2015 CHANGES TO FLORIDA'S HEALTH CARE SURROGATE STATUTES

 
A “Designation of Health Care Surrogate” (“Designation”) is typically prepared in connection with one’s basic estate planning documents. A Designation is a written document naming someone to make health care decisions for an individual (the “principal”) or receive health information on the principal’s behalf in the event he or she is unable to do so. The instrument is not effective until the principal lacks the ability to make the decisions on their own behalf (a determination of incapacity). Although Florida has recognized an individual’s right to designate a health care surrogate, effective October 1st, two key changes go into effect. 
 
First, a designated health care surrogate will now be able to act immediately, prior to any determination of incapacity of the principal. Under the new statute, the Designation can be drafted so that the health care surrogate has the power to act immediately upon execution of the document and avoid waiting for a determination of incapacity of the principal. However, if the principal has mental capacity, his or her decisions would be controlling and would not require any consent of the surrogate.

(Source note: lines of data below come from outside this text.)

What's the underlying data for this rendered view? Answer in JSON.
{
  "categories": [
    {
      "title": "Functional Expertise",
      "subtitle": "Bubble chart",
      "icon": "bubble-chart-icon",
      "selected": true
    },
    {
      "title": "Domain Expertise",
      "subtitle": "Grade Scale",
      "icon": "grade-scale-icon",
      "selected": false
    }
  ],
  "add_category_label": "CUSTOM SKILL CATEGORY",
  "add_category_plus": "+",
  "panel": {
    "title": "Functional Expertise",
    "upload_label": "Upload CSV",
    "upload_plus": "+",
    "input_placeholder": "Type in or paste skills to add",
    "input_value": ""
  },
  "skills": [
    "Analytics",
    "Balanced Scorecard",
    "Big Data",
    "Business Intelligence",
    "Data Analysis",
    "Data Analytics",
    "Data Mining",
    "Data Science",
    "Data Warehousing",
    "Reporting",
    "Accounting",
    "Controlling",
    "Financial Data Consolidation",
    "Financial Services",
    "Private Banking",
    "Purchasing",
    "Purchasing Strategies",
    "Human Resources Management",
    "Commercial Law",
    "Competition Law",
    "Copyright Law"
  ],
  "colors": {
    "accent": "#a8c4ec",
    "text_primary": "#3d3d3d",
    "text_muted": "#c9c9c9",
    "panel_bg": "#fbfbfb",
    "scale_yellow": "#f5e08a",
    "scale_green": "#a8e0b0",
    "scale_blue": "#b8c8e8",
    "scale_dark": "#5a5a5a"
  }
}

In addition, the Designation can be revoked at any time. 
 
Second, parents will be able to name a health care surrogate for a minor child in the event the parents (or guardian) are unable to act. In such case, whoever is taking care of the minor child can be authorized to make such decisions without the delay of locating a parent who is unavailable. This designation is made by an executed document and can be amended or revoked at any time.
 
It is important to understand that a Designation of Health Care Surrogate is distinct from a “Living Will” which is a separate document that reflects one’s desire to have life prolonging procedures (machines) removed where the principal is terminally ill or in a persistent vegetative state with no reasonable probability of recovery. The individual chosen to be the health care surrogate would normally also be named in the Living Will document to ensure that the wishes of the principal are carried out.